[Component data from apps and pages]
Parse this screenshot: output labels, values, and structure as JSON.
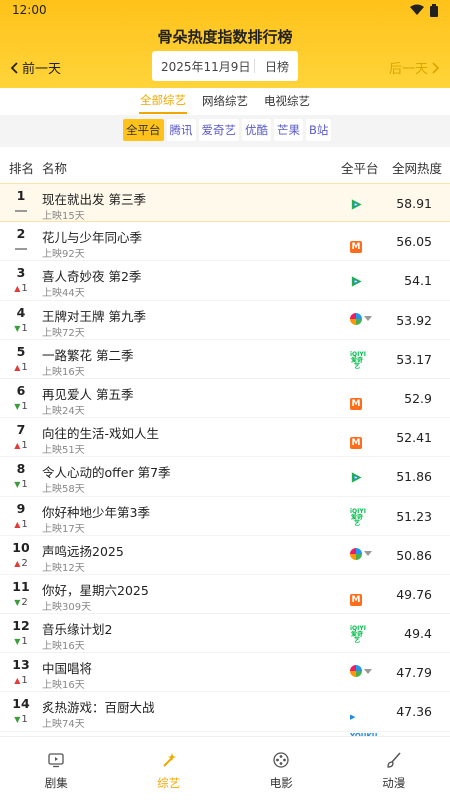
{
  "status": {
    "time": "12:00"
  },
  "header": {
    "title": "骨朵热度指数排行榜",
    "prev_label": "前一天",
    "next_label": "后一天",
    "date": "2025年11月9日",
    "period": "日榜"
  },
  "categories": [
    {
      "label": "全部综艺",
      "active": true
    },
    {
      "label": "网络综艺",
      "active": false
    },
    {
      "label": "电视综艺",
      "active": false
    }
  ],
  "platforms": [
    {
      "label": "全平台",
      "active": true
    },
    {
      "label": "腾讯",
      "active": false
    },
    {
      "label": "爱奇艺",
      "active": false
    },
    {
      "label": "优酷",
      "active": false
    },
    {
      "label": "芒果",
      "active": false
    },
    {
      "label": "B站",
      "active": false
    }
  ],
  "table": {
    "col_rank": "排名",
    "col_name": "名称",
    "col_platform": "全平台",
    "col_heat": "全网热度",
    "rows": [
      {
        "rank": "1",
        "change_dir": "same",
        "change": "",
        "name": "现在就出发 第三季",
        "days": "上映15天",
        "platform": "tencent-video-icon",
        "heat": "58.91"
      },
      {
        "rank": "2",
        "change_dir": "same",
        "change": "",
        "name": "花儿与少年同心季",
        "days": "上映92天",
        "platform": "mango-tv-icon",
        "heat": "56.05"
      },
      {
        "rank": "3",
        "change_dir": "up",
        "change": "1",
        "name": "喜人奇妙夜 第2季",
        "days": "上映44天",
        "platform": "tencent-video-icon",
        "heat": "54.1"
      },
      {
        "rank": "4",
        "change_dir": "down",
        "change": "1",
        "name": "王牌对王牌 第九季",
        "days": "上映72天",
        "platform": "multi-platform-icon",
        "heat": "53.92"
      },
      {
        "rank": "5",
        "change_dir": "up",
        "change": "1",
        "name": "一路繁花 第二季",
        "days": "上映16天",
        "platform": "iqiyi-icon",
        "heat": "53.17"
      },
      {
        "rank": "6",
        "change_dir": "down",
        "change": "1",
        "name": "再见爱人 第五季",
        "days": "上映24天",
        "platform": "mango-tv-icon",
        "heat": "52.9"
      },
      {
        "rank": "7",
        "change_dir": "up",
        "change": "1",
        "name": "向往的生活-戏如人生",
        "days": "上映51天",
        "platform": "mango-tv-icon",
        "heat": "52.41"
      },
      {
        "rank": "8",
        "change_dir": "down",
        "change": "1",
        "name": "令人心动的offer 第7季",
        "days": "上映58天",
        "platform": "tencent-video-icon",
        "heat": "51.86"
      },
      {
        "rank": "9",
        "change_dir": "up",
        "change": "1",
        "name": "你好种地少年第3季",
        "days": "上映17天",
        "platform": "iqiyi-icon",
        "heat": "51.23"
      },
      {
        "rank": "10",
        "change_dir": "up",
        "change": "2",
        "name": "声鸣远扬2025",
        "days": "上映12天",
        "platform": "multi-platform-icon",
        "heat": "50.86"
      },
      {
        "rank": "11",
        "change_dir": "down",
        "change": "2",
        "name": "你好，星期六2025",
        "days": "上映309天",
        "platform": "mango-tv-icon",
        "heat": "49.76"
      },
      {
        "rank": "12",
        "change_dir": "down",
        "change": "1",
        "name": "音乐缘计划2",
        "days": "上映16天",
        "platform": "iqiyi-icon",
        "heat": "49.4"
      },
      {
        "rank": "13",
        "change_dir": "up",
        "change": "1",
        "name": "中国唱将",
        "days": "上映16天",
        "platform": "multi-platform-icon",
        "heat": "47.79"
      },
      {
        "rank": "14",
        "change_dir": "down",
        "change": "1",
        "name": "炙热游戏：百厨大战",
        "days": "上映74天",
        "platform": "youku-icon",
        "heat": "47.36"
      }
    ]
  },
  "tabs": [
    {
      "label": "剧集",
      "icon": "tv-icon",
      "active": false
    },
    {
      "label": "综艺",
      "icon": "magic-wand-icon",
      "active": true
    },
    {
      "label": "电影",
      "icon": "film-reel-icon",
      "active": false
    },
    {
      "label": "动漫",
      "icon": "brush-icon",
      "active": false
    }
  ],
  "colors": {
    "accent": "#ffc21a",
    "up": "#e53935",
    "down": "#3a9d3a"
  }
}
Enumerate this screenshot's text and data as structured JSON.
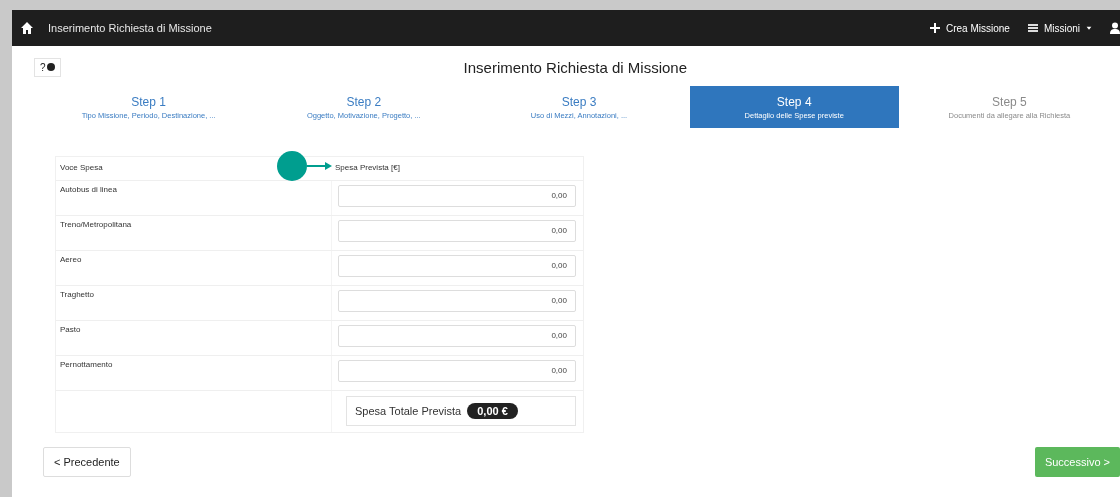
{
  "navbar": {
    "title": "Inserimento Richiesta di Missione",
    "actions": [
      {
        "kind": "plus",
        "label": "Crea Missione"
      },
      {
        "kind": "menu",
        "label": "Missioni"
      }
    ]
  },
  "help": {
    "label": "?"
  },
  "page_title": "Inserimento Richiesta di Missione",
  "steps": [
    {
      "title": "Step 1",
      "subtitle": "Tipo Missione, Periodo, Destinazione, ...",
      "selected": false,
      "disabled": false
    },
    {
      "title": "Step 2",
      "subtitle": "Oggetto, Motivazione, Progetto, ...",
      "selected": false,
      "disabled": false
    },
    {
      "title": "Step 3",
      "subtitle": "Uso di Mezzi, Annotazioni, ...",
      "selected": false,
      "disabled": false
    },
    {
      "title": "Step 4",
      "subtitle": "Dettaglio delle Spese previste",
      "selected": true,
      "disabled": false
    },
    {
      "title": "Step 5",
      "subtitle": "Documenti da allegare alla Richiesta",
      "selected": false,
      "disabled": true
    }
  ],
  "table": {
    "columns": [
      "Voce Spesa",
      "Spesa Prevista [€]"
    ],
    "rows": [
      {
        "label": "Autobus di linea",
        "value": "0,00"
      },
      {
        "label": "Treno/Metropolitana",
        "value": "0,00"
      },
      {
        "label": "Aereo",
        "value": "0,00"
      },
      {
        "label": "Traghetto",
        "value": "0,00"
      },
      {
        "label": "Pasto",
        "value": "0,00"
      },
      {
        "label": "Pernottamento",
        "value": "0,00"
      }
    ],
    "total_label": "Spesa Totale Prevista",
    "total_value": "0,00 €"
  },
  "buttons": {
    "previous": "< Precedente",
    "next": "Successivo >"
  }
}
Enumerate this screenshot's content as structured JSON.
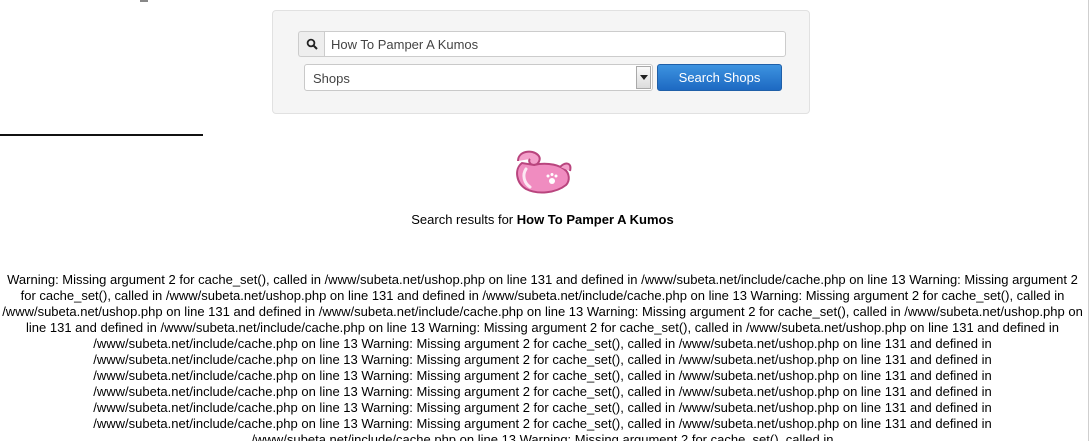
{
  "search": {
    "query_value": "How To Pamper A Kumos",
    "icon": "search-icon",
    "category_selected": "Shops",
    "button_label": "Search Shops"
  },
  "results": {
    "prefix": "Search results for ",
    "query": "How To Pamper A Kumos"
  },
  "mascot": {
    "icon": "pink-pet-mascot"
  },
  "warning_text": "Warning: Missing argument 2 for cache_set(), called in /www/subeta.net/ushop.php on line 131 and defined in /www/subeta.net/include/cache.php on line 13 Warning: Missing argument 2 for cache_set(), called in /www/subeta.net/ushop.php on line 131 and defined in /www/subeta.net/include/cache.php on line 13 Warning: Missing argument 2 for cache_set(), called in /www/subeta.net/ushop.php on line 131 and defined in /www/subeta.net/include/cache.php on line 13 Warning: Missing argument 2 for cache_set(), called in /www/subeta.net/ushop.php on line 131 and defined in /www/subeta.net/include/cache.php on line 13 Warning: Missing argument 2 for cache_set(), called in /www/subeta.net/ushop.php on line 131 and defined in /www/subeta.net/include/cache.php on line 13 Warning: Missing argument 2 for cache_set(), called in /www/subeta.net/ushop.php on line 131 and defined in /www/subeta.net/include/cache.php on line 13 Warning: Missing argument 2 for cache_set(), called in /www/subeta.net/ushop.php on line 131 and defined in /www/subeta.net/include/cache.php on line 13 Warning: Missing argument 2 for cache_set(), called in /www/subeta.net/ushop.php on line 131 and defined in /www/subeta.net/include/cache.php on line 13 Warning: Missing argument 2 for cache_set(), called in /www/subeta.net/ushop.php on line 131 and defined in /www/subeta.net/include/cache.php on line 13 Warning: Missing argument 2 for cache_set(), called in /www/subeta.net/ushop.php on line 131 and defined in /www/subeta.net/include/cache.php on line 13 Warning: Missing argument 2 for cache_set(), called in /www/subeta.net/ushop.php on line 131 and defined in /www/subeta.net/include/cache.php on line 13 Warning: Missing argument 2 for cache_set(), called in",
  "colors": {
    "button_top": "#3d93e0",
    "button_bottom": "#1d69c2",
    "panel_bg": "#f5f5f5",
    "mascot_pink": "#f08cc0"
  }
}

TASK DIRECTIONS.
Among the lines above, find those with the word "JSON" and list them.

SOLUTION FOR THIS PROBLEM.
Parse this screenshot: output labels, values, and structure as JSON.
Enumerate this screenshot's text and data as structured JSON.
Enumerate this screenshot's content as structured JSON.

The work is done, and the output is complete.